What the exercise asks → Your copy of the data should leave out the images and match everything else exactly.

[[ Task data open ]]

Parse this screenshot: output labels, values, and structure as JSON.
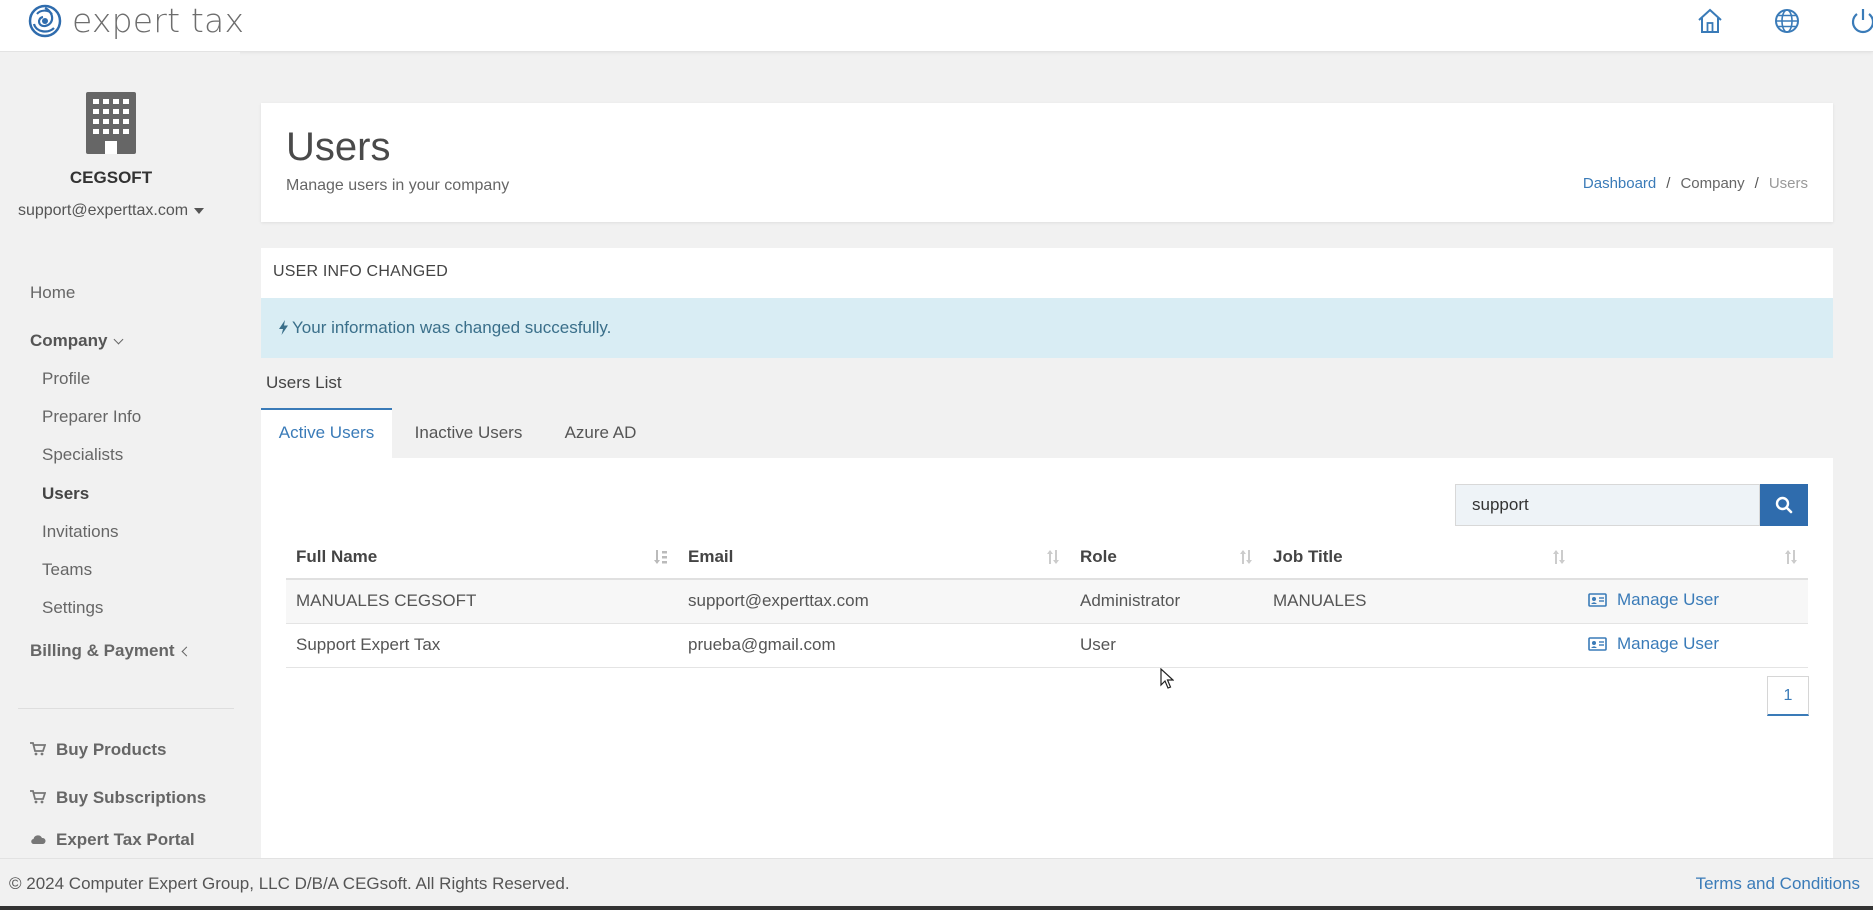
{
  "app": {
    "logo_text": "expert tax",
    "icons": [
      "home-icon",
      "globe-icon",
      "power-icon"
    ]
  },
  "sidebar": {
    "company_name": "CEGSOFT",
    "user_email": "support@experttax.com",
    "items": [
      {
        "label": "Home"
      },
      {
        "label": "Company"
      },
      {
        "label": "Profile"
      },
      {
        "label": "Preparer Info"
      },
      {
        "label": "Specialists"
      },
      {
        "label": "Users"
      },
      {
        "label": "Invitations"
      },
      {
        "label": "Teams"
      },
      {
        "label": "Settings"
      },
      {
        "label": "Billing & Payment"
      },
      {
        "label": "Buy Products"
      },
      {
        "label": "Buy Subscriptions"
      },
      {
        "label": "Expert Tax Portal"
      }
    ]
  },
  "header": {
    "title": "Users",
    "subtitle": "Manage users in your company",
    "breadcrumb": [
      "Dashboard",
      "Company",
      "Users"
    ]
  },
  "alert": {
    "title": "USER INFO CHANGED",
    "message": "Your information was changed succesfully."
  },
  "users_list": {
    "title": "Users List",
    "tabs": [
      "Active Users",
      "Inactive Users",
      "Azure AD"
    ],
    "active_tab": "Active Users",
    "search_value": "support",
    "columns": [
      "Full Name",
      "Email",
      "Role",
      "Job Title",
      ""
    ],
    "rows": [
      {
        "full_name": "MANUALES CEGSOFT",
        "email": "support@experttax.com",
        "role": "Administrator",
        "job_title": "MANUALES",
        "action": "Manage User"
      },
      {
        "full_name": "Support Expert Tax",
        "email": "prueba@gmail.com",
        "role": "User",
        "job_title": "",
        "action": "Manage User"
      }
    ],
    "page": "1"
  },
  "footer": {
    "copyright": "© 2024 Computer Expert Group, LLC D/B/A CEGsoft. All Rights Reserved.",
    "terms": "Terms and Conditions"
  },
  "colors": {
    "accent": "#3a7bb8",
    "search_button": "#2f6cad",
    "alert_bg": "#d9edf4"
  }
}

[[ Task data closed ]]

Reply →
Parse this screenshot: output labels, values, and structure as JSON.
{
  "app": {
    "logo_text": "expert tax",
    "icons": [
      "home-icon",
      "globe-icon",
      "power-icon"
    ]
  },
  "sidebar": {
    "company_name": "CEGSOFT",
    "user_email": "support@experttax.com",
    "items": [
      {
        "label": "Home"
      },
      {
        "label": "Company"
      },
      {
        "label": "Profile"
      },
      {
        "label": "Preparer Info"
      },
      {
        "label": "Specialists"
      },
      {
        "label": "Users"
      },
      {
        "label": "Invitations"
      },
      {
        "label": "Teams"
      },
      {
        "label": "Settings"
      },
      {
        "label": "Billing & Payment"
      },
      {
        "label": "Buy Products"
      },
      {
        "label": "Buy Subscriptions"
      },
      {
        "label": "Expert Tax Portal"
      }
    ]
  },
  "header": {
    "title": "Users",
    "subtitle": "Manage users in your company",
    "breadcrumb": [
      "Dashboard",
      "Company",
      "Users"
    ]
  },
  "alert": {
    "title": "USER INFO CHANGED",
    "message": "Your information was changed succesfully."
  },
  "users_list": {
    "title": "Users List",
    "tabs": [
      "Active Users",
      "Inactive Users",
      "Azure AD"
    ],
    "active_tab": "Active Users",
    "search_value": "support",
    "columns": [
      "Full Name",
      "Email",
      "Role",
      "Job Title",
      ""
    ],
    "rows": [
      {
        "full_name": "MANUALES CEGSOFT",
        "email": "support@experttax.com",
        "role": "Administrator",
        "job_title": "MANUALES",
        "action": "Manage User"
      },
      {
        "full_name": "Support Expert Tax",
        "email": "prueba@gmail.com",
        "role": "User",
        "job_title": "",
        "action": "Manage User"
      }
    ],
    "page": "1"
  },
  "footer": {
    "copyright": "© 2024 Computer Expert Group, LLC D/B/A CEGsoft. All Rights Reserved.",
    "terms": "Terms and Conditions"
  },
  "colors": {
    "accent": "#3a7bb8",
    "search_button": "#2f6cad",
    "alert_bg": "#d9edf4"
  }
}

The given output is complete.